Leading and managing volunteers can be exciting. Volunteers choose to stay with us, not for financial reward, but because they feel motivated to do so. Our challenge is to nurture that motivation, and inspire volunteers towards the vision, aims and objectives of the organisation.
Wikipedia offers us this definition of leadership: “a process of social influence in which one person can enlist the aid and support of others in the accomplishment of a common task.” This brings out the fact that leadership is (or should be) about influence and not coercion.
Successful managers of volunteers create a climate where people achieve great results, and keep on wanting to do more! They are leaders as well as managers.
Writing in Harvard Business Review 2000, Daniel Goleman refers to research by consulting firm Hay/McBer looking at almost 4,000 leaders, at different levels within organisations. The researchers identified six distinct leadership styles, linked to different components of Emotional Intelligence.
They found that the style of leadership used had a big impact on the organisation or team. Importantly, leaders who promoted a healthy climate and achieved the best results were able to be flexible and use different styles as appropriate. So the key to leadership is an ability to draw on your internal resources to choose the right style for a situation. The research indicates that one of the most effective styles to have at your disposal is the visionary leadership style. Visionary leaders inspire people to move towards a common goal.
Leadership styles are underpinned by emotional intelligence competencies. A visionary leader will be strong in self confidence, and in empathy. Both these are competencies that can be developed. To pick one example: if a lack of confidence sometimes holds you back, then you can work specifically on building up your awareness of where you lack self-confidence, and developing strategies to overcome these feelings.
Some approaches to developing self-confidence
You might find it helpful to start by giving yourself an overall score out of 10 for self-confidence, as a benchmark.
Reflect on situations where you feel more confident, and situations where you feel less confident. It may be easier to do this with an objective person acting as a ‘thinking partner’, or if you try writing down your thoughts.
What are the differences in the different types of situations you encounter?
What do you notice triggers your lack of confidence?
What do you notice promotes self-confidence in you?
What are the strengths and abilities you can draw on from the more confident situations?
How can you apply these to the more challenging situations?
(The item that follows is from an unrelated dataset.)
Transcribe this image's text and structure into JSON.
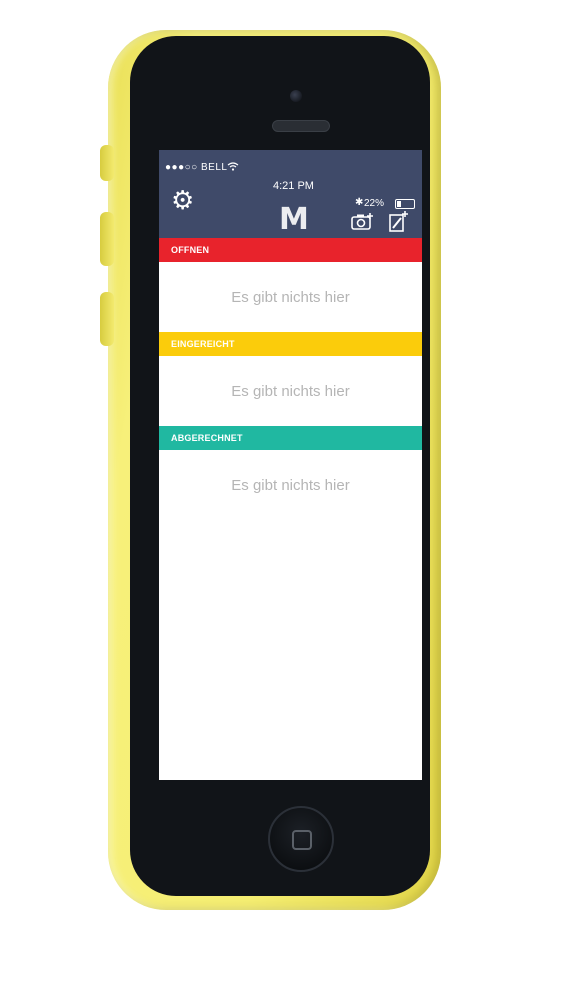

Spend a few minutes recreating a sense of confidence from something that you have done well in the past, and then imagine yourself going into a leadership situation with the same feeling?
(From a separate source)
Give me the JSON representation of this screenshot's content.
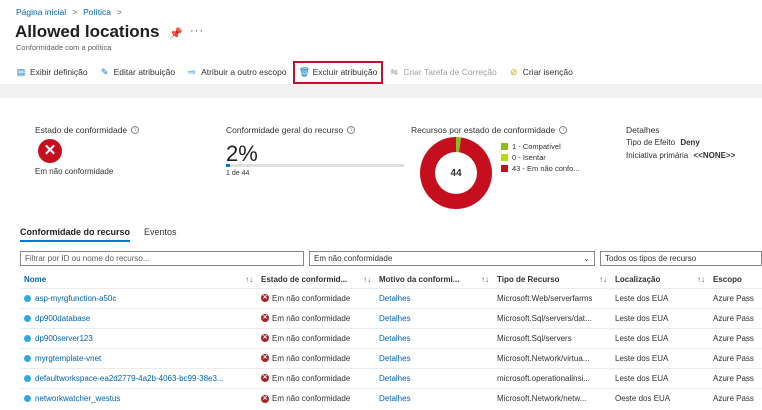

Experiment with some of the ideas that you generate. Reflect on your successes as well as review what went less well and why. Experiment some more. Seek feedback on your efforts.
At a suitable point, review what you’ve achieved. Have you made any progress since your initial score of self-confidence?
Interested in developing your leadership skills as part of a group?
Why not take a look at the ILM Level 5 Award and Certificate in Leadership programme